Parts of Mississippi along the Mississippi River could see the deer season shortened — or at least interrupted — later this week if the Big Muddy keeps rising as quickly as forecast, the Missississippi Department of Wildlife, Fisheries and Parks announced today.

Under Mississippi’s Administrative Code Part 4, Rule 1.5, no person shall take, catch or kill, or attempt to take, catch or kill any wild bird or wild animal except waterfowl within specific areas along the Mississippi River during times of flooding, the agency said.

The rule includes automatic closures of certain areas based on nearby river gauges. Specific gauges, river stages when closures are enacted and areas closed at those levels are as follows (all river stage information provided by the National Weather Service’s riverwatch.noaa.gove website):

• Memphis, Tenn., gauge at 34 feet — Areas closed will be those parts of Desoto, Tunica and Coahoma counties west of U.S. Highway 61 and North of U.S. Highway 49.

Monday’s level was 25.1 feet and is forecast to reach 34 feet by Jan. 1, with a crest of 43.5 on Jan. 9.

 Helena, Ark., gauge at 41 feet — Areas closed will be Coahoma, Bolivar and Washington counties south of U.S. Highway 49, west of U.S. Highway 61 to the intersection of Highway 61 and Mississippi Highway 444, west of Mississippi Highway 1, and North of Highway 82. Monday’s level was 32.8 feet and is forecast to reach 41 feet by Jan. 2, with a crest of 52.5 on Jan. 11.

Greenville gauge at 48 feet — Areas closed are Washington and Issaquena Counties south of U.S. Highway 82, west of Mississippi Highway 1 and north of Mississippi Highway 14. Monday’s level was 42.4 feet and is forecast to reach 48 feet on Jan. 2, with a crest of 60 feet on Jan. 14.

Vicksburg gauge at 43 feet — Areas closed will be Issaquena, Sharkey and Warren counties south of Mississippi Highway 14, west of U.S. Highway 61, and north of the Big Black River.

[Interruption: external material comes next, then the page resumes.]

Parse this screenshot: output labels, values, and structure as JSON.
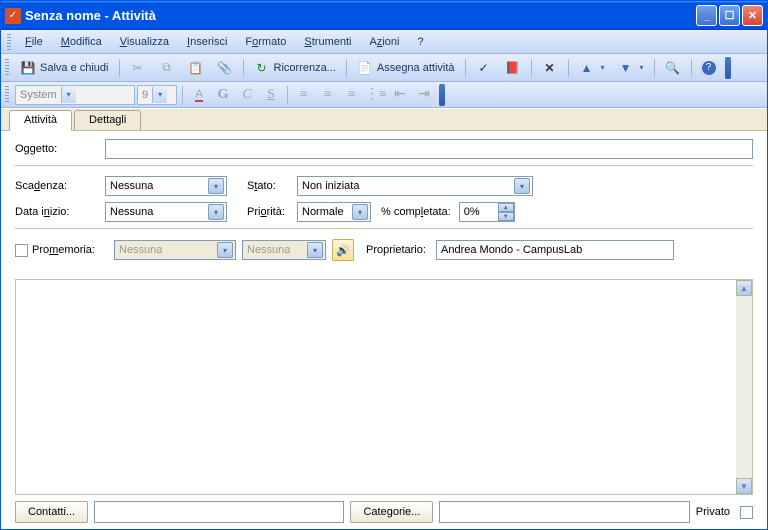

Monday’s level was 36.6 feet and is forecast to reach 43 feet on Jan. 3, with a crest of 54 feet on Jan. 16.

Maps of the approximate closure boundaries are at the bottom of this story.

The agency also pointed out that, as waters rise, deer and other wildlife also might be displaced from their normal habitats. As these animals move onto adjacent lands, this will place additional pressure on food sources, according to the MDWFP release.

Supplemental feeding is not recommended in areas that will be inundated with floodwater, the agency said.

Private landowners adjacent to areas inundated with floodwaters may utilize supplemental feeding as permitted by law, rule or regulation, but the MDWFP pointed out that it is illegal to pour, pile or place any supplemental feed directly on the ground.

“The MDWFP will increase its law enforcement presence in the affected areas to promote public safety for residents affected by the rising waters and to enforce the wildlife laws that protect game animals affected by flooding,” the agency stated in its release.

The agency said it will continue to monitor the situation to determine whether or not any seasons need to be suspended or closed, and to provide information to the public to promote safety until conditions improve.